** Opening Exercise data block **

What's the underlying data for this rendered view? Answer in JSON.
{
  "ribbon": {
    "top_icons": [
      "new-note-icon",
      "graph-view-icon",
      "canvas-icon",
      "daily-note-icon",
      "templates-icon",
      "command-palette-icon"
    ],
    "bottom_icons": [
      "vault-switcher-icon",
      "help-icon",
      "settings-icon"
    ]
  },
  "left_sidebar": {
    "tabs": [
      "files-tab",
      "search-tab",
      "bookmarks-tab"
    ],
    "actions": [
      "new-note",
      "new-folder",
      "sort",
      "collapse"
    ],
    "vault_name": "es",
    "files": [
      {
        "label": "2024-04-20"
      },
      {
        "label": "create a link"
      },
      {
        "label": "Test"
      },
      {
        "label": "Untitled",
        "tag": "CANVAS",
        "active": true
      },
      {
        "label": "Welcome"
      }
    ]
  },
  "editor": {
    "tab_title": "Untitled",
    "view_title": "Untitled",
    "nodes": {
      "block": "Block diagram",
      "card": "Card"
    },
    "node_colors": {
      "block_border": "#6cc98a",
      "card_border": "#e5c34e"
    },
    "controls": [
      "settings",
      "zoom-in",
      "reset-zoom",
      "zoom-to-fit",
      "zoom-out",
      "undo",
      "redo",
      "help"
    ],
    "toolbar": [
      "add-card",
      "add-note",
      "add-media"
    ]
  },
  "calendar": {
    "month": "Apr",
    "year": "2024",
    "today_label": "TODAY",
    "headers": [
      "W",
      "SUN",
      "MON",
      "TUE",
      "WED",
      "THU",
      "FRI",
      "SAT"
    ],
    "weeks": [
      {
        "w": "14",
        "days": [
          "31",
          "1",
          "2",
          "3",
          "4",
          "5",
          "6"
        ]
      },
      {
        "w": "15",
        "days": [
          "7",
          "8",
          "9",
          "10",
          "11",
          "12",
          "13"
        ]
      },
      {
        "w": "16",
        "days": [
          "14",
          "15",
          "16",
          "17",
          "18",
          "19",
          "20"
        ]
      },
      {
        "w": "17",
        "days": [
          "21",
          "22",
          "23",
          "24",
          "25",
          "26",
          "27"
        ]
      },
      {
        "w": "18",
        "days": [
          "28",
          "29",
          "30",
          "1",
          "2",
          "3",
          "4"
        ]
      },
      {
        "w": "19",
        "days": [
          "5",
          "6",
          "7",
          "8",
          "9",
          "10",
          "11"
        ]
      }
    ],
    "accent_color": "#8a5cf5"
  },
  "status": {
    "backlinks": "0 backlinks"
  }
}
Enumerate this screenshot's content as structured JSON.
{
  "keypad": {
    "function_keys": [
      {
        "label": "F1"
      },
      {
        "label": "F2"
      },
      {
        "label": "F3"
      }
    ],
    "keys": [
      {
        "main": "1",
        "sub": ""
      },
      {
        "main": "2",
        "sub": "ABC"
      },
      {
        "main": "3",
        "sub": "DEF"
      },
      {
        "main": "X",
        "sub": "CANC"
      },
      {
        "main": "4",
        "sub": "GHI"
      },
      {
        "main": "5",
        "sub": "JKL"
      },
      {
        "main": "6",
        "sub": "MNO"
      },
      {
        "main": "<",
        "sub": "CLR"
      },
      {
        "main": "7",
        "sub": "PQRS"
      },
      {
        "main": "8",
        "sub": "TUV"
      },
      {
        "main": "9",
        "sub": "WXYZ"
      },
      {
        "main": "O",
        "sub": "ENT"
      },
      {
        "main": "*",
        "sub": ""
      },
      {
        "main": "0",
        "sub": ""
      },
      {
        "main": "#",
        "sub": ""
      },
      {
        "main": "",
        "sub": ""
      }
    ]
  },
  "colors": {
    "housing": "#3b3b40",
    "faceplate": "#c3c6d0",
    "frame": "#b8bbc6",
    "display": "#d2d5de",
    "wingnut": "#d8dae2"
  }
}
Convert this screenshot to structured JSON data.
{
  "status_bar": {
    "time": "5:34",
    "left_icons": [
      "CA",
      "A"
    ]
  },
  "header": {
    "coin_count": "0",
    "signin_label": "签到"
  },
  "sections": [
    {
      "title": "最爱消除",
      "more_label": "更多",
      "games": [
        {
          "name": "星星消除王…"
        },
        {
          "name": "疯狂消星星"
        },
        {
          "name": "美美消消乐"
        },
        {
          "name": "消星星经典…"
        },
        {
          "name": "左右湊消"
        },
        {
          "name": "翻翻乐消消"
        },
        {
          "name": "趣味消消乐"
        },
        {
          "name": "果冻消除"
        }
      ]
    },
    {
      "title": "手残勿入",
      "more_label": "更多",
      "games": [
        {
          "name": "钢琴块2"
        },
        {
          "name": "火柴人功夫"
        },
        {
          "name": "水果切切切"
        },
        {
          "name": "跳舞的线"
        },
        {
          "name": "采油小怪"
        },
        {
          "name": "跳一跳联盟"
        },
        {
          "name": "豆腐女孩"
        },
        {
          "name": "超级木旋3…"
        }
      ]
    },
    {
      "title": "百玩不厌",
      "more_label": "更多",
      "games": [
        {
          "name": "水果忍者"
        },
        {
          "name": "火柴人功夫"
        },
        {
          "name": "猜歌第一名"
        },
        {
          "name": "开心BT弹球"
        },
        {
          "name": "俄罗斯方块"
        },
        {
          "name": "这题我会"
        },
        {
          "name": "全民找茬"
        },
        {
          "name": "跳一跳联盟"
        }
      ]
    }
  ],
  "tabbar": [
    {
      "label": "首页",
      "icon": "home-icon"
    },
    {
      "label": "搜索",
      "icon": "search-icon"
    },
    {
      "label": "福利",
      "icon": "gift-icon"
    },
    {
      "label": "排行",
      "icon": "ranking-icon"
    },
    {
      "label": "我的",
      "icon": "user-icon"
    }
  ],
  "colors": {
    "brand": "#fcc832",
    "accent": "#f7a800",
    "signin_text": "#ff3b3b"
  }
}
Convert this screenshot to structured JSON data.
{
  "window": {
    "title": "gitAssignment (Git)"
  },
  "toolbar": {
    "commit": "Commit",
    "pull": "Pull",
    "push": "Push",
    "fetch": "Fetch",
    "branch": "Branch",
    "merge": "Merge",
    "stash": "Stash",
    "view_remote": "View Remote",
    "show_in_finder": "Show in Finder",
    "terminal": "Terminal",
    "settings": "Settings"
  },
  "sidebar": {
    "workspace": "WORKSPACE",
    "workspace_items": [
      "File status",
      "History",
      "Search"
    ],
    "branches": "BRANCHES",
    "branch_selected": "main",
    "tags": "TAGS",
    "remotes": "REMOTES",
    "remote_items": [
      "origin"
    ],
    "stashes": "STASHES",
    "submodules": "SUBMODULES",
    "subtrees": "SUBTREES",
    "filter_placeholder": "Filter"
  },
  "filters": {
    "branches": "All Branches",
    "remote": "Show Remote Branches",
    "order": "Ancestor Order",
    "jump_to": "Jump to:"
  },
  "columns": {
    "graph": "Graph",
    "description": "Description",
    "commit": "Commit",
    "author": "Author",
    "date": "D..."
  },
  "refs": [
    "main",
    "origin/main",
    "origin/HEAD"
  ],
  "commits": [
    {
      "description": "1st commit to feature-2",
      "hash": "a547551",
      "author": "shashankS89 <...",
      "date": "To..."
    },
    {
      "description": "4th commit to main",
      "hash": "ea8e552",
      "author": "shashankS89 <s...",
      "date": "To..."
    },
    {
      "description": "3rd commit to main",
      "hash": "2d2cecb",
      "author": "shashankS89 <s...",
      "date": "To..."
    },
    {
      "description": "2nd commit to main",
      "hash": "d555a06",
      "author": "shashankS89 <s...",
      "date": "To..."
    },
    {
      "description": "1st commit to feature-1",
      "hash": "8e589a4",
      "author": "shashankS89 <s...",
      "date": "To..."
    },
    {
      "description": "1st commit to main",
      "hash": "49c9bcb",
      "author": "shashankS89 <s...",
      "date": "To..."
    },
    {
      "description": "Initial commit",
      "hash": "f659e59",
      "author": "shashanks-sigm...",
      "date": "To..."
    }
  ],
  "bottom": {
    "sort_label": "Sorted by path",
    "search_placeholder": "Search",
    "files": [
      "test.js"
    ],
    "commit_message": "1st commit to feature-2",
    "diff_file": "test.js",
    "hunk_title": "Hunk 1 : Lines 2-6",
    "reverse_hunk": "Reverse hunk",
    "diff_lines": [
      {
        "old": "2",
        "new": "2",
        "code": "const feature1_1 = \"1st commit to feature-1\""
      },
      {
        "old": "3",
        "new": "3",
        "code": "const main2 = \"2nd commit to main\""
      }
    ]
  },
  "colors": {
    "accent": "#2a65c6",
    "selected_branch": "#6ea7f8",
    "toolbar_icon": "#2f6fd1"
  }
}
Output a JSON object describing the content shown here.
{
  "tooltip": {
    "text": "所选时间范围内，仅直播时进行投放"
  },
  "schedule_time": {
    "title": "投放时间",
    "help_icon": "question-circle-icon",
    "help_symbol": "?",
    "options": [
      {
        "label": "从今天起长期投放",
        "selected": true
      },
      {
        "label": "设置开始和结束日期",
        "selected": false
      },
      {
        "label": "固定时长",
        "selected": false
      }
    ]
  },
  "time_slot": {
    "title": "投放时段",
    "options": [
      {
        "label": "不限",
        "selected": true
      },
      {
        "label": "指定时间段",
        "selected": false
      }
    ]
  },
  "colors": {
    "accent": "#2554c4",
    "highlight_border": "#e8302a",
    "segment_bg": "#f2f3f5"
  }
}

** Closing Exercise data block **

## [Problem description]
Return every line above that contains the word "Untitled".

## [Answer for this exercise]
        "label": "Untitled",
    "tab_title": "Untitled",
    "view_title": "Untitled",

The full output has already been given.